The Phenom 300 is expected to be priced at $6.65 million. Service entry is planned for mid-2009.
Embraer plans to offer a series of options that will reduce maintenance times and cost. The goal is to have all of the Phenom 300s connected to maintenance centers via a wireless datalink. The datalink will not only make it easier for Embraer to provide services to the new aircraft, but it will also give pilots and owners feedback regarding their operations. Initially, this service will be offered without the wireless datalink. Embraer has not yet defined when the service will be available.
Embraer will be doing the final assembly of the Phenom family at its facilities in Gavião Peixoto. According to Affonso, Embraer had originally projected construction of 100 aircraft per year, but because of strong demand, the company is analyzing how to increase its production capacity after 2009. To date, Embraer has basically used the Gavião Peixoto facility to test its aircraft, but the site has nearly 600,000 sq ft of unused space for expansion.
Support Network Will Grow
Part of the capital will also be used to expand the service network. “Embraer is new to this industry and we need to expand our service network quickly,” said Mauricio Aveiro, Embraer’s vice president in charge of business aviation customer support.
In Europe, Embraer currently has five maintenance centers located in Lisbon, Paris, Dusseldorf, London and Zurich. In coming years, Embraer plans to expand its network into South Africa, the Middle East, Eastern Europe, as well as build a second location in Central Europe. Aveiro said that the company will unveil its new service network by the end of the year, including which centers will be authorized and which will be Embraer operated.
The company is expanding its Total Legacy Care (TLC) program to include the Phenom aircraft and will be rebranding the service package Total Embraer Care (TEC). The basic premise of the TEC program is that customers are increasingly demanding that business aviation manufacturers offer a one-stop shop to resolve all of their maintenance issues. Likewise, for a fee, the company will offer its clients parts and maintenance for a period of 10 years. The program will provide everything from technical support, parts and both scheduled and unscheduled maintenance.
Later in 2006, Embraer also plans to announce the identity of its pilot training partner. It has already announced that it will have a full flight simulator in both Europe and the U.S. before the service entry of the new jets. There will also be one flight training device in the U.S. and cockpit procedure simulator in both Europe and the U.S.

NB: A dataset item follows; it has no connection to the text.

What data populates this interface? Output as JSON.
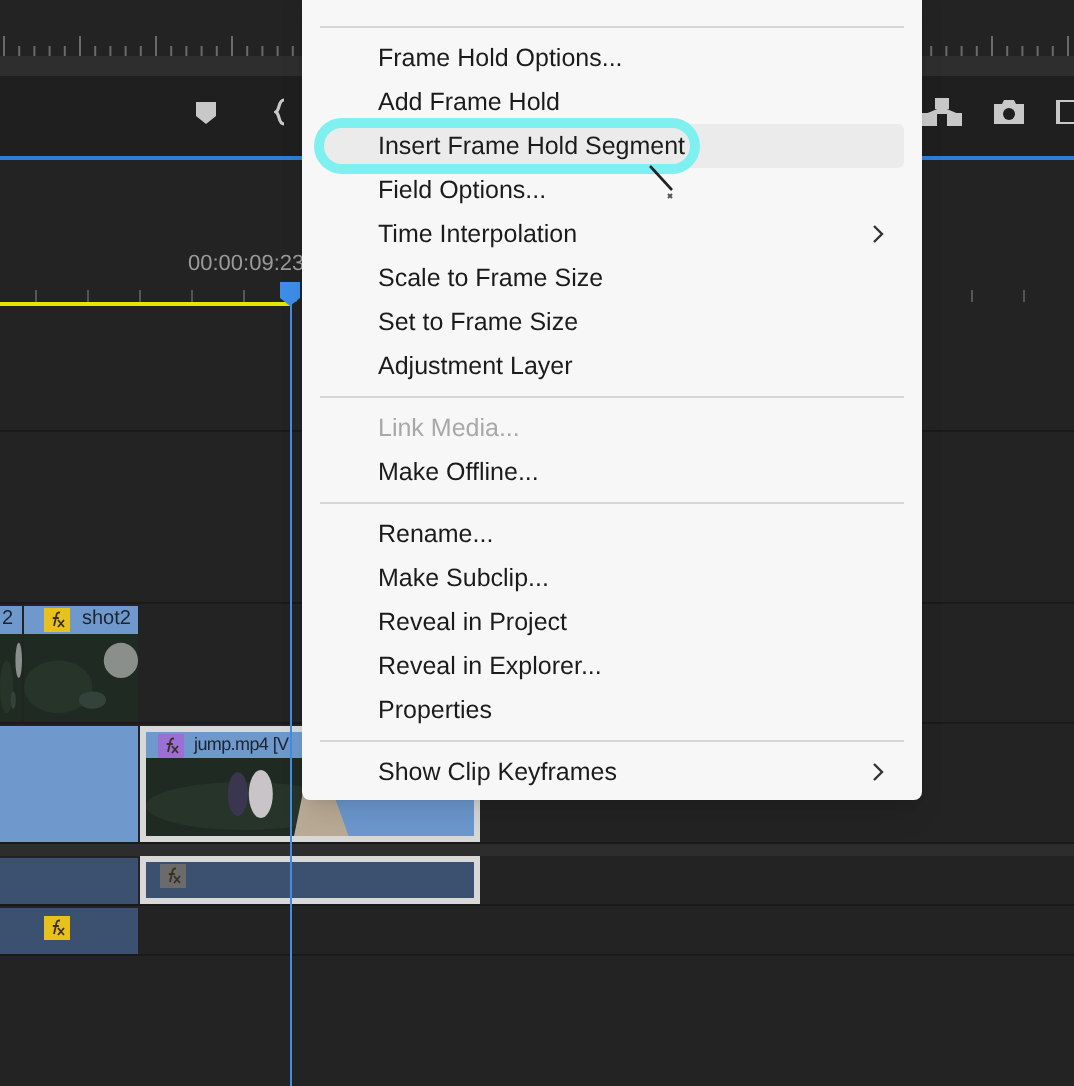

Affonso stressed that Embraer is taking training very seriously, given that the VLJ market is likely to attract more owner-operators. However, the company believes that the majority of owner-operators will opt to fly the aircraft with a mentor pilot. Likewise, Embraer expects nearly all of its Phenom 300s to be professionally operated.
Analysts are giving Embraer’s new strategy positive reviews. In a recent report, U.S. investment bank Merrill Lynch expressed its optimism regarding Embraer’s expansion into the business aviation market. Because most of the aerostructures for the Phenom 100 and 300 will be built in Brazil, Merrill Lynch is confident that Embraer will be able to offer a competitive price for the new class of aircraft. “Labor rates in São Jose dos Campos are simply more competitive than rates in Wichita, Kansas,” the report said. “The market’s appetite for this aircraft and favorable margins [are] an affirmation that Embraer will be a viable competitor in the biz jet category,” the report concluded.